Halloween is next Saturday. Aren't Friday Halloweens and Saturday Halloweens the best? No worries about school. Unless you are like me and you grew up in the New Orleans area, where it wasn't unusual to have November 1, All Saints Day, off (even for public school students). Many southeastern Louisiana families visit the burial places of their loved ones on November 1, so many schools have the day off.
But back to Halloween. Halloween was my favorite holiday as a child. Halloween was such a huge deal. My elementary school had a smashing Halloween carnival right before Halloween. We had it every year, and it was truly one of the biggest highlights of our school year. We had a haunted house, a cake walk on our stage (I never won a cake), a bake sale in the cafeteria, and all kinds of Halloween-related games. It was just awesome. Now that I have an idea of how much work it takes to put together a shindig, I am just astounded at how much work and time it took to put it together. I am sitting here thinking about it, and I am in awe. For us kids, it was unbelievably fun, and I can remember holding onto my sister's hand as we walked through the haunted house.
When I was in elementary school, our neighborhood had a huge block party. I'm talking live music, food, and hayrides for the trick-or-treaters. And gobs and gobs of candy. Not just the regular fun-sized candy, but we would get popcorn bags, cookies (back then, everyone in the neighborhood knew each other), and sometimes, a caramel apple. And of course, many decorated houses (you should see it during Christmas).
So, yes, Halloween was definitely my favorite. Even before Christmas, although our Christmases were always fun. If you're in the Halloween spirit, check out these books the next time you visit the library:
Although not technically Halloween books, Beverly Cleary's Ramona the Pest and Ramona and Her Father contain great chapters centered around Halloween that would be great read alouds (Ramona and Her Father also has a beautiful section involving Ramona's Nativity pageant that, along with The Best Christmas Pageant Ever, never fails to move me when I read it every Christmas).
Fans of The Best Christmas Pageant Ever will want to check out The Best Halloween Ever, featuring more mayhem from the Herdman kids.
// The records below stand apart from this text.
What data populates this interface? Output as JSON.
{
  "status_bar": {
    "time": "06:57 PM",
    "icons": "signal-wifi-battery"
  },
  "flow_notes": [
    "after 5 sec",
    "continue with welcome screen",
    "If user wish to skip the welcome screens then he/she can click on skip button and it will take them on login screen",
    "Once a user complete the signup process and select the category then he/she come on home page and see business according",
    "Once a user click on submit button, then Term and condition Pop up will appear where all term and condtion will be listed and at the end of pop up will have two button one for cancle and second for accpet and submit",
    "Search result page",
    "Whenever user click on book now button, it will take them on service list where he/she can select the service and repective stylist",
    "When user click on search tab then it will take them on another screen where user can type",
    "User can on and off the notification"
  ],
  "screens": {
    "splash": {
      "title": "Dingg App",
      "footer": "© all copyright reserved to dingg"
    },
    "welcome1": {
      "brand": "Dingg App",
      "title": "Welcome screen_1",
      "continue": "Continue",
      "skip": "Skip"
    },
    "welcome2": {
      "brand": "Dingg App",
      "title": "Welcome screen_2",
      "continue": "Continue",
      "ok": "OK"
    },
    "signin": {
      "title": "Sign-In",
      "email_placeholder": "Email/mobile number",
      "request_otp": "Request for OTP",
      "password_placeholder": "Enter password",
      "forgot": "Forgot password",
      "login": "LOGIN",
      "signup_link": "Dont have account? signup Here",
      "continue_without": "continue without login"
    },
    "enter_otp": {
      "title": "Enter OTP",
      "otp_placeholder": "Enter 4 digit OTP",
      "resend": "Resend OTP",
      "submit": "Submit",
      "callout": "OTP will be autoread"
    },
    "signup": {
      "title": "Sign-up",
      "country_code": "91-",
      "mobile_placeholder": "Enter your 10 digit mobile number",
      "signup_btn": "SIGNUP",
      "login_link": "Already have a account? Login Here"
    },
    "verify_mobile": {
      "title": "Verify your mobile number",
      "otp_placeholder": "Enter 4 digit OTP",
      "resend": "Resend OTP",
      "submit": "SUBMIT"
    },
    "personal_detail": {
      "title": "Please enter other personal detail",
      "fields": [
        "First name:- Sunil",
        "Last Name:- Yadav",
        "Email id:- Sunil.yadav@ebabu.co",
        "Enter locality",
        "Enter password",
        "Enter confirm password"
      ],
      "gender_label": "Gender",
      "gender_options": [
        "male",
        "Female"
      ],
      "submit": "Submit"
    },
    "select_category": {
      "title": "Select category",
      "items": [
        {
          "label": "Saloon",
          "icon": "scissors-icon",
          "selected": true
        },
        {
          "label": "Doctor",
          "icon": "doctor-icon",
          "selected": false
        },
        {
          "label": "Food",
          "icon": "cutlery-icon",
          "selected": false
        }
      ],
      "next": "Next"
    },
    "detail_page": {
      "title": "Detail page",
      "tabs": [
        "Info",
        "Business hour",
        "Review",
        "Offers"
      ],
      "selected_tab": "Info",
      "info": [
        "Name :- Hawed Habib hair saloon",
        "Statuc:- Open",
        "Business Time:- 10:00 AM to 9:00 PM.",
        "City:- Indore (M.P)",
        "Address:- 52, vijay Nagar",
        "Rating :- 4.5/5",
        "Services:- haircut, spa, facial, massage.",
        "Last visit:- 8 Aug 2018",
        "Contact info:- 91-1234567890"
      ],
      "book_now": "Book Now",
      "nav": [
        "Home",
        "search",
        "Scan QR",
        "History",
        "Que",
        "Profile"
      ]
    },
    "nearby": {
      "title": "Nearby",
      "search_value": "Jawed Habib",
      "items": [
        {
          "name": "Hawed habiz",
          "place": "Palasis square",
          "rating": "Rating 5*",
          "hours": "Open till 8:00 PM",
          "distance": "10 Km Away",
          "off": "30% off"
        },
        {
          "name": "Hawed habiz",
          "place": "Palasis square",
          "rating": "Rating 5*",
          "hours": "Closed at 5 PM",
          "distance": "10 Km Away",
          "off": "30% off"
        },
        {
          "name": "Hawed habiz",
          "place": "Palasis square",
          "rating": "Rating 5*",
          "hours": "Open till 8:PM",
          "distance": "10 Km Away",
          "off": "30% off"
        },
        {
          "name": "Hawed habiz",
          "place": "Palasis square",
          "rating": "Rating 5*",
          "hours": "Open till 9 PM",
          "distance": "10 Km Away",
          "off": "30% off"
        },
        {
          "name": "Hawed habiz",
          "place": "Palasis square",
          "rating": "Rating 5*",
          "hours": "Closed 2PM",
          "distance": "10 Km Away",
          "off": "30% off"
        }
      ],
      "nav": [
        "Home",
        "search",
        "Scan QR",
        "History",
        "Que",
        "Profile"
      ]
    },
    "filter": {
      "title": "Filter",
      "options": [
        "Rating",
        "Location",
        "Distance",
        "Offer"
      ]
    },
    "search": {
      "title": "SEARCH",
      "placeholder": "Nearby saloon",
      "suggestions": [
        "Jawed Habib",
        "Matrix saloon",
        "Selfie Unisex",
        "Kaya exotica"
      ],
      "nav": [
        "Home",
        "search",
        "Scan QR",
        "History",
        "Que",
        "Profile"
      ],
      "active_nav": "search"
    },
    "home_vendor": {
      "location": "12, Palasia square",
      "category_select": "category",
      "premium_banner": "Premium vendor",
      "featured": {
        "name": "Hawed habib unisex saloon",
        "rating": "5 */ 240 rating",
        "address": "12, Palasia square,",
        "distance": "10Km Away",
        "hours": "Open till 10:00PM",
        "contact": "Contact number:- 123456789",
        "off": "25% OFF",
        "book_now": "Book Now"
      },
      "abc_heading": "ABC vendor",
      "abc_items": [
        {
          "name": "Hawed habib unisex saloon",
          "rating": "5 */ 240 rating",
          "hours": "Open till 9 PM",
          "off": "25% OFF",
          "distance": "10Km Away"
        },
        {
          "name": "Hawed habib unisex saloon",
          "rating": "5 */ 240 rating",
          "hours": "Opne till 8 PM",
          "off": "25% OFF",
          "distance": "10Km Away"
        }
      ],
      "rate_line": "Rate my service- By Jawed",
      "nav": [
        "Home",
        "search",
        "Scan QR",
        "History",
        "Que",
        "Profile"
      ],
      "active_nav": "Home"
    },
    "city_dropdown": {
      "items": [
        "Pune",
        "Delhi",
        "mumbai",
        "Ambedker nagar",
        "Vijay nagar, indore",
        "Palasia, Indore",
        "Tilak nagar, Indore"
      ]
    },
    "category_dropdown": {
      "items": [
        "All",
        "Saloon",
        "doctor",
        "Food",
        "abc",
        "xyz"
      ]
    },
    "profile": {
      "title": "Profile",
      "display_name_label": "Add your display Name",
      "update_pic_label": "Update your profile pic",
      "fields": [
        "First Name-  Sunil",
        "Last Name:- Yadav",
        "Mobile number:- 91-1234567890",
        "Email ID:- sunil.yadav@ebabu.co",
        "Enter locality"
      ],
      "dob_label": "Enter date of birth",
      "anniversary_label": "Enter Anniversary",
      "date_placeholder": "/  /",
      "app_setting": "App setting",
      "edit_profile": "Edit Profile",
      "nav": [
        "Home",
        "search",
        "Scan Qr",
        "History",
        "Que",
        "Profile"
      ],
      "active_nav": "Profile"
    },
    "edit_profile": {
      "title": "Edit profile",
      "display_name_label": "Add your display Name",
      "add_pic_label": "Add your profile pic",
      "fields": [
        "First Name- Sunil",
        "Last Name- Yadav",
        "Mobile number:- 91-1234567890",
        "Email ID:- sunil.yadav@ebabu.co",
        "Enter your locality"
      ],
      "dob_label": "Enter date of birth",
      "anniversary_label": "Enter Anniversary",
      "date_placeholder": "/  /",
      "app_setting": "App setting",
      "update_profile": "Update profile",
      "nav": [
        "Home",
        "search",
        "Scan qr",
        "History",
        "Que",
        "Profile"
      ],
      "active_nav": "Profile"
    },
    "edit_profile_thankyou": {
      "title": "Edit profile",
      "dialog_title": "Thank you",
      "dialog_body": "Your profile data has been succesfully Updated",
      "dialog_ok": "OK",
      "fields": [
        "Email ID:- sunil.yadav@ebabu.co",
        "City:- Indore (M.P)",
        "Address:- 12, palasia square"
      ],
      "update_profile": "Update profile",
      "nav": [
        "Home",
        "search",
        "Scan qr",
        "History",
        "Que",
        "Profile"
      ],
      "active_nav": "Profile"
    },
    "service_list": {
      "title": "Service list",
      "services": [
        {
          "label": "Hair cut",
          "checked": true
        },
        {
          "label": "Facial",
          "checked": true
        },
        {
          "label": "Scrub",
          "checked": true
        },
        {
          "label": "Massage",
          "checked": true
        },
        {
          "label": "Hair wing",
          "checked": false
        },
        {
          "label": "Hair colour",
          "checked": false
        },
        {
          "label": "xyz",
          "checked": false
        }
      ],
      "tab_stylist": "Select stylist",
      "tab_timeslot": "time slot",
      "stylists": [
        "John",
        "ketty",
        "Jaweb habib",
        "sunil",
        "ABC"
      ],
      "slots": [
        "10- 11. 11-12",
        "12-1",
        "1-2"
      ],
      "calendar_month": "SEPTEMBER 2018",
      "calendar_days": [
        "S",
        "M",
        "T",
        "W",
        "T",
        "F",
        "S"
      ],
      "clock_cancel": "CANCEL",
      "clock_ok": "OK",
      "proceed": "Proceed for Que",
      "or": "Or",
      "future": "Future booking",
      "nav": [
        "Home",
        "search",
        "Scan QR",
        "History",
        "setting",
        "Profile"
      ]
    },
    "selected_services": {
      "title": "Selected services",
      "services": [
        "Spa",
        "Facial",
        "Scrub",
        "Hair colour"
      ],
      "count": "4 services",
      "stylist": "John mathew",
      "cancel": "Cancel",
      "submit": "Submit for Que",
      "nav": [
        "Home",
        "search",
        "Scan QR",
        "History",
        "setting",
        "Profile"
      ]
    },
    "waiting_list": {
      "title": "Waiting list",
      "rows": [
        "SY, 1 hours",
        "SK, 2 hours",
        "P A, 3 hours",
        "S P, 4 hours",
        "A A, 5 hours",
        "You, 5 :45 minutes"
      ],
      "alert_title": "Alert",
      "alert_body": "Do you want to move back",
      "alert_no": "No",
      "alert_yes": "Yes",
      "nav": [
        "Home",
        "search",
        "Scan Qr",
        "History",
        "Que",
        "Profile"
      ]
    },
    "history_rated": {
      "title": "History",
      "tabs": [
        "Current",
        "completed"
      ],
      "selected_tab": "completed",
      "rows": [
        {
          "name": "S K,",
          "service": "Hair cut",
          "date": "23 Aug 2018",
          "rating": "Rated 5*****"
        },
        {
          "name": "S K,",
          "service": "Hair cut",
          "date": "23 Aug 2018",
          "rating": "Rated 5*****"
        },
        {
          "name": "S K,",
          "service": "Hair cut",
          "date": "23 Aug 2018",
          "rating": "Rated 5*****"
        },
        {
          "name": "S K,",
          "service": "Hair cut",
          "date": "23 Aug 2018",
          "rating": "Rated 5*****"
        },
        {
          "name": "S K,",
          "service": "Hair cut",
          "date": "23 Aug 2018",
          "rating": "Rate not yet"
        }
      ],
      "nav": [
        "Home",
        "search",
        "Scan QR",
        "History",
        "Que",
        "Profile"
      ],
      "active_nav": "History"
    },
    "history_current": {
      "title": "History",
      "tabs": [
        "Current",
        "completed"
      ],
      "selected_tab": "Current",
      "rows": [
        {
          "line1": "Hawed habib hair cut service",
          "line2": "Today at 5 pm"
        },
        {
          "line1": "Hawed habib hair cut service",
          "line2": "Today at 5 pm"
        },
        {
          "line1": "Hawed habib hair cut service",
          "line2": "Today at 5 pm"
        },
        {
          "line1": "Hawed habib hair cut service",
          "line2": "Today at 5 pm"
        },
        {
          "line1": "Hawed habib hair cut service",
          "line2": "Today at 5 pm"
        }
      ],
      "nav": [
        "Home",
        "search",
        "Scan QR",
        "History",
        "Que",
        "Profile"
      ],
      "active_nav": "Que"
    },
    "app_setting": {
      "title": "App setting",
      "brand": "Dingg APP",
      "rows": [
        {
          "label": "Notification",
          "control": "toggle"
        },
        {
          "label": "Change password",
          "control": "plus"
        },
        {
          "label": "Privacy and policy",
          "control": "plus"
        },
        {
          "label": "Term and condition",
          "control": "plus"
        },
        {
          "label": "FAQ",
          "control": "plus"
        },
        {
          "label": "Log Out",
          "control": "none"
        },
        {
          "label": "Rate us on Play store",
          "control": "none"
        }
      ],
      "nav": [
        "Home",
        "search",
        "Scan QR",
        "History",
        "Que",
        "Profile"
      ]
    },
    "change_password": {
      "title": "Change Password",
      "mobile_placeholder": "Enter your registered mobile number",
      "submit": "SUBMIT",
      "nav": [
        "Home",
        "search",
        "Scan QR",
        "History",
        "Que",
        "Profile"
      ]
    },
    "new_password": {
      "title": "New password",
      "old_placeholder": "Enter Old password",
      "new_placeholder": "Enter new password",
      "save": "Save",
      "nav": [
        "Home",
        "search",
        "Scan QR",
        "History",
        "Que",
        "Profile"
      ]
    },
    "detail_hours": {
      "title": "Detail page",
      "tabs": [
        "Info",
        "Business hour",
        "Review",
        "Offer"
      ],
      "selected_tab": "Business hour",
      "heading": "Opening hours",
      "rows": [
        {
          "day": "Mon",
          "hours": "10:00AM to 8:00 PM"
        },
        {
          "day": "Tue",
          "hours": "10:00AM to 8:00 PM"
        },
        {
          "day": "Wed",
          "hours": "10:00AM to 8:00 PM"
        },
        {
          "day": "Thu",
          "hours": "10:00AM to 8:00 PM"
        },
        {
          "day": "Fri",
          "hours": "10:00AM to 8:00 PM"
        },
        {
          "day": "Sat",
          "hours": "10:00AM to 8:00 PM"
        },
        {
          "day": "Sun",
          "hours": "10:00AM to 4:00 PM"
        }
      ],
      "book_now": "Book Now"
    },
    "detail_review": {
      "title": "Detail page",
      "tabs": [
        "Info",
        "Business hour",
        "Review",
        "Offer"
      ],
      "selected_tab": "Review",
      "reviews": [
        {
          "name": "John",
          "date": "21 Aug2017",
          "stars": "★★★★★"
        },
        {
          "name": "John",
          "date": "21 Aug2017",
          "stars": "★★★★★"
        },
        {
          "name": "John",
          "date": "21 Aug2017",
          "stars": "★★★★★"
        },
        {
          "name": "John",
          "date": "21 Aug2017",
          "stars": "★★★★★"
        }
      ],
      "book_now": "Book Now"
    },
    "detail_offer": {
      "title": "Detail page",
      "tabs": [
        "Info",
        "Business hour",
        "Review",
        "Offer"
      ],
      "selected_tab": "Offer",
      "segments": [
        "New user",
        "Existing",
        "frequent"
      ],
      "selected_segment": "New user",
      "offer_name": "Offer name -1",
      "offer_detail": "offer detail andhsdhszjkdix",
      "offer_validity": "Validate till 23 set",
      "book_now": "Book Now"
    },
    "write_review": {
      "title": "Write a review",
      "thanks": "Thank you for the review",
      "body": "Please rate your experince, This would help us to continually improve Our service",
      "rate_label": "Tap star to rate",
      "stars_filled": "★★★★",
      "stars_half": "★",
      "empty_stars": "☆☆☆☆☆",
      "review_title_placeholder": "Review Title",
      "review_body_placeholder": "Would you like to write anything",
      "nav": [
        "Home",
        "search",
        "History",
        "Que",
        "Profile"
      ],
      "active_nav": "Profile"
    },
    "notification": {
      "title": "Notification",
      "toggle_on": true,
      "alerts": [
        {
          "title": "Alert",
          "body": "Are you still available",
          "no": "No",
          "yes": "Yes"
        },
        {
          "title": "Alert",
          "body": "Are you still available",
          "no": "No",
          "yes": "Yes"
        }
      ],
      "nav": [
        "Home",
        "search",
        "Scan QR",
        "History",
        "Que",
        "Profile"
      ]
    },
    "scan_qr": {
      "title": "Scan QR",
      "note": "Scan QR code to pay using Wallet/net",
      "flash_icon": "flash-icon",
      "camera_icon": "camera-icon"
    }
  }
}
Another thing I remember about Halloween was watching Morgus the Magnificent. New Orleans has always had a strong local programming community, both network and PBS, and Morgus was just one of the great local shows. In between broadcasts of classic horror movies, Morgus and his assistant, Chopsley, would conduct disastrous scientific experiments. Truly bizarre and hilarious. Reading Frankenstein Makes a Sandwich brought back great memories of those deliciously creepy movies. Being familiar with the traditional movie monsters (Frankenstein, Dracula, The Phantom of the Opera) definitely helps with the jokes, but it's not entirely necessary. The poems are great read alouds for elementary school students too young for tamer Halloween picture books, but not old enough for the scarier stuff. You'll want to read the "sequel," Frankenstein Takes the Cake.
Looking for a creepy read? William Sleator's Among the Dolls is a short chapter book, but long on creepiness. Vicky is sorely disappointed when she receives a dumb old dollhouse instead of a jazzy ten-speed bike, but she quickly discovers the secrets of the dollhouse. Talking dolls creep me out even when the story isn't supposed to be scary, but this is 10 times the weirdness of a regular talking doll story!
Young adult literature, of course, is awash with scary stories (vampires may be waning a bit, so keep a look out for zombies and werewolves...they will be hot next spring). I'll cover several titles in my next post.